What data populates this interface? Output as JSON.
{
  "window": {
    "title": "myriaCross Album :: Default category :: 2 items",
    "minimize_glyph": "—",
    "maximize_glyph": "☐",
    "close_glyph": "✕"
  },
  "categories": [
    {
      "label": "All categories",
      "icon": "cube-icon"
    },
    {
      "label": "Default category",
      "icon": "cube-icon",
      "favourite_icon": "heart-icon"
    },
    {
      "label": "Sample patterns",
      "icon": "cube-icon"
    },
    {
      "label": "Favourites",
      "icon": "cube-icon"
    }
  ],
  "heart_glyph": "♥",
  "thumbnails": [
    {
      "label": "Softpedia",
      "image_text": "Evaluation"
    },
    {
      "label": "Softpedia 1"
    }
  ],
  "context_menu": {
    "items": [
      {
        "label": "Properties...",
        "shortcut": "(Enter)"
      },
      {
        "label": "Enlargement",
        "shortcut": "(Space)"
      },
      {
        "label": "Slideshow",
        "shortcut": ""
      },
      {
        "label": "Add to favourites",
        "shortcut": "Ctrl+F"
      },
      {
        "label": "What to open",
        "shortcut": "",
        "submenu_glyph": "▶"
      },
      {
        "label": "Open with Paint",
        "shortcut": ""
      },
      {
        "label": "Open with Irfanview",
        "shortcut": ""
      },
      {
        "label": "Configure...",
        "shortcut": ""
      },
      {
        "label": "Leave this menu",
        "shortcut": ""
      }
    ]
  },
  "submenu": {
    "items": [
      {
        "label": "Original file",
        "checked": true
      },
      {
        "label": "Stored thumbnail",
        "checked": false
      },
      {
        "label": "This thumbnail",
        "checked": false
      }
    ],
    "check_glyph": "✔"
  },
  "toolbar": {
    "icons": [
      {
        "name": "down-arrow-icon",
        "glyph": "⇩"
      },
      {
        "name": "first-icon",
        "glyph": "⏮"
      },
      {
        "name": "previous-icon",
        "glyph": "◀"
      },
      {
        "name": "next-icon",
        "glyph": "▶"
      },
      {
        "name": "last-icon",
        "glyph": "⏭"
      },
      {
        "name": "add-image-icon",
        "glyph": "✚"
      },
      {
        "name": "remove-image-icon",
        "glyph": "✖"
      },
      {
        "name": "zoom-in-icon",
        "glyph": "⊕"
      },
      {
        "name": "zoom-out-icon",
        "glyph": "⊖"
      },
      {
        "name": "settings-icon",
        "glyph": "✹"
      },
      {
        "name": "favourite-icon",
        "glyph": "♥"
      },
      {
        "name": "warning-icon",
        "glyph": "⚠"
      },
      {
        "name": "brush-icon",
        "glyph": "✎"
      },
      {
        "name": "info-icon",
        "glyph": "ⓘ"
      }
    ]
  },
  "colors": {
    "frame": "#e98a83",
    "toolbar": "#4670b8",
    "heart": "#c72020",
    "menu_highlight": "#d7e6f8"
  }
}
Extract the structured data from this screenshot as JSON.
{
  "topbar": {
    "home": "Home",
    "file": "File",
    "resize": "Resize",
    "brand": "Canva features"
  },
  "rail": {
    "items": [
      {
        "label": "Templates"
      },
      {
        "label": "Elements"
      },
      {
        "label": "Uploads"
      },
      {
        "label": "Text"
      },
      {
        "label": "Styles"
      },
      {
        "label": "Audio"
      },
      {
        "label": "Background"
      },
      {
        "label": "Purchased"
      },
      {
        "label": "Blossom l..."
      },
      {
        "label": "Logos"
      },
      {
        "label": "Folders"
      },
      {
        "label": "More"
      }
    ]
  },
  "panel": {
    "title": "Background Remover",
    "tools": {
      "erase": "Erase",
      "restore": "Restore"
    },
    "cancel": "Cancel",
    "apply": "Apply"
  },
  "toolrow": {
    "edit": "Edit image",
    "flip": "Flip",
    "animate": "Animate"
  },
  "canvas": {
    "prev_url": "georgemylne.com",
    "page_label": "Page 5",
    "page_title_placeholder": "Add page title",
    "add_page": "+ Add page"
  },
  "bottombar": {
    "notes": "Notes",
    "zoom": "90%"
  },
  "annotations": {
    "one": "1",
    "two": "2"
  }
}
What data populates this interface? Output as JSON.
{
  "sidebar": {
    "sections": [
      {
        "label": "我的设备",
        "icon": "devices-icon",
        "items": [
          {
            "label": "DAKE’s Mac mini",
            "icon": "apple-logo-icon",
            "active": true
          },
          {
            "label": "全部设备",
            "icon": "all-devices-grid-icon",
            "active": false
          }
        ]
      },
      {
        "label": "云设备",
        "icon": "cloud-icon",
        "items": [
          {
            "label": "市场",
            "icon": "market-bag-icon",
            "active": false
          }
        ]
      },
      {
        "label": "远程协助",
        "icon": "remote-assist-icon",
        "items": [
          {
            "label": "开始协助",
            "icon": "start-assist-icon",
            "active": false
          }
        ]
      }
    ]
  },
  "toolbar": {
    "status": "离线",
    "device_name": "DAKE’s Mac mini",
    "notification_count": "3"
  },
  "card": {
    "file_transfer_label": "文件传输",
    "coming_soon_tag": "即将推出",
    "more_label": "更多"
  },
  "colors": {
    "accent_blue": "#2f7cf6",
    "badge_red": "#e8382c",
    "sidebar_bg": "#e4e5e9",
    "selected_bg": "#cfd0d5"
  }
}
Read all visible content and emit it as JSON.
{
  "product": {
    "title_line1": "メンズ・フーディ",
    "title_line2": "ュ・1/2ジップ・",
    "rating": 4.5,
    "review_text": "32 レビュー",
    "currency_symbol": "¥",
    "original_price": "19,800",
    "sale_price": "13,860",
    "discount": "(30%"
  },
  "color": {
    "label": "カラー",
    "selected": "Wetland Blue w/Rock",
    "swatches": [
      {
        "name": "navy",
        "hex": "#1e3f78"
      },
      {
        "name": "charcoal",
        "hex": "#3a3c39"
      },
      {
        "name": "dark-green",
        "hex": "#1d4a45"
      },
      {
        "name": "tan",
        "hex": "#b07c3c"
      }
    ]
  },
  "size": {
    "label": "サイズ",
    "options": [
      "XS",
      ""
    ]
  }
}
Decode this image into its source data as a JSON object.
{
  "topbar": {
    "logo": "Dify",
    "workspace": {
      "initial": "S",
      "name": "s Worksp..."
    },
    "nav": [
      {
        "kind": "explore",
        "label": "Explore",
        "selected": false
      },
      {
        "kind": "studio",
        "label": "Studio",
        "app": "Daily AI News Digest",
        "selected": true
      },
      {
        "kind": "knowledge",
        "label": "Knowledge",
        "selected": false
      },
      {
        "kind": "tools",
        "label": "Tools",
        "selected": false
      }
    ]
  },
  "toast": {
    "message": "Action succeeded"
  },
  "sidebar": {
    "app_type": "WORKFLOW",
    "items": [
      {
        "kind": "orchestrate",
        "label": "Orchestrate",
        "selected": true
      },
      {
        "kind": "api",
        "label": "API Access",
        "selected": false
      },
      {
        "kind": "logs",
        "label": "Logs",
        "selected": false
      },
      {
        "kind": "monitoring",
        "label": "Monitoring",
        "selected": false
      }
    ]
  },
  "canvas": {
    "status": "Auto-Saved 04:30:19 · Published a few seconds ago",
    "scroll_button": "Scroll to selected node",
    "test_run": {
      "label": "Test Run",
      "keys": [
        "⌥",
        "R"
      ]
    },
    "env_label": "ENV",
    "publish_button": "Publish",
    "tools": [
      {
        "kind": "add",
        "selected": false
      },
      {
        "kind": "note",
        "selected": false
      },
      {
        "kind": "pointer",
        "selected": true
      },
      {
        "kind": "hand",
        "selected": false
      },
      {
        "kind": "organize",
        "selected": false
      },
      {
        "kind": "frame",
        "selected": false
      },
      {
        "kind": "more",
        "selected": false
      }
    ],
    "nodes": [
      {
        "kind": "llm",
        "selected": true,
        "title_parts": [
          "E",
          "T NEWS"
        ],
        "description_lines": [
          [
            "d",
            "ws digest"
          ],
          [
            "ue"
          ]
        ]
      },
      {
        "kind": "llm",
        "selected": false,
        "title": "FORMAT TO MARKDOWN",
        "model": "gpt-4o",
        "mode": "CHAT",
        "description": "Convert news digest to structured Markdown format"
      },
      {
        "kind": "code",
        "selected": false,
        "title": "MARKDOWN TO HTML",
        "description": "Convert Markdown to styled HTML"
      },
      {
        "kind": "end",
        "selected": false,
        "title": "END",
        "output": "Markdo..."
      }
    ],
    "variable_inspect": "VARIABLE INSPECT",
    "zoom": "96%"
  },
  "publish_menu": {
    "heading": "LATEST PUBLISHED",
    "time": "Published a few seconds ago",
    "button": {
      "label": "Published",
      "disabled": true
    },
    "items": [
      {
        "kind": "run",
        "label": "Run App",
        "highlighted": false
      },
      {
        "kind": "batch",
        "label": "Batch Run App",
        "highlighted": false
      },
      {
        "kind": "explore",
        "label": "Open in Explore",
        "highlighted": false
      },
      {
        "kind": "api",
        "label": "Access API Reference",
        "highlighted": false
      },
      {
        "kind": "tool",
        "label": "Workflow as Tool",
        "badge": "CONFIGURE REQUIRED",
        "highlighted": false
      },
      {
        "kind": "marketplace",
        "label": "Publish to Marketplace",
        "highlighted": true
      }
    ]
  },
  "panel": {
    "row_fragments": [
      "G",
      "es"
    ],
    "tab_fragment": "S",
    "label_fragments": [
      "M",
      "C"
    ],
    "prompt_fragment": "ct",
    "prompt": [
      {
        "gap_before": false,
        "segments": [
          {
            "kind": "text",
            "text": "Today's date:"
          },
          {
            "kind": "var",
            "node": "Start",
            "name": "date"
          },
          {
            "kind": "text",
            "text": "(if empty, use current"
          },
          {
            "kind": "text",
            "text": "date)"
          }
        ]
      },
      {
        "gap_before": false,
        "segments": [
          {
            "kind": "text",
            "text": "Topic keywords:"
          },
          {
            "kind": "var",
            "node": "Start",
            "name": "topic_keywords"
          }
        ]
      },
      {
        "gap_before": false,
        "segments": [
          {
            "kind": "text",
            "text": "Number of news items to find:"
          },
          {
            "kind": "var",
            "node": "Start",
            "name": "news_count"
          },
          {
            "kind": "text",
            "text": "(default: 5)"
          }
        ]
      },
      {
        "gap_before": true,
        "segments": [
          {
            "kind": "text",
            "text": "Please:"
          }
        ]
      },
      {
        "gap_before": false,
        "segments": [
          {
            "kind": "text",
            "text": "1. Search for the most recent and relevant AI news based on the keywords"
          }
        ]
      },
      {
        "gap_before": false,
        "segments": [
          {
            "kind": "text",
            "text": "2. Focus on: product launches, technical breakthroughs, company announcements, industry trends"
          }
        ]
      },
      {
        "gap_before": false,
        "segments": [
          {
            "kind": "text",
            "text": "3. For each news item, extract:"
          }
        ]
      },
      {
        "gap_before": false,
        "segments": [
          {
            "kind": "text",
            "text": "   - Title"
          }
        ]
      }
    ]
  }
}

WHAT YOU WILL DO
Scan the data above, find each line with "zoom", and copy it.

EXPECTED ANSWER
        "name": "zoom-in-icon",
        "name": "zoom-out-icon",
    "zoom": "90%"
    "zoom": "96%"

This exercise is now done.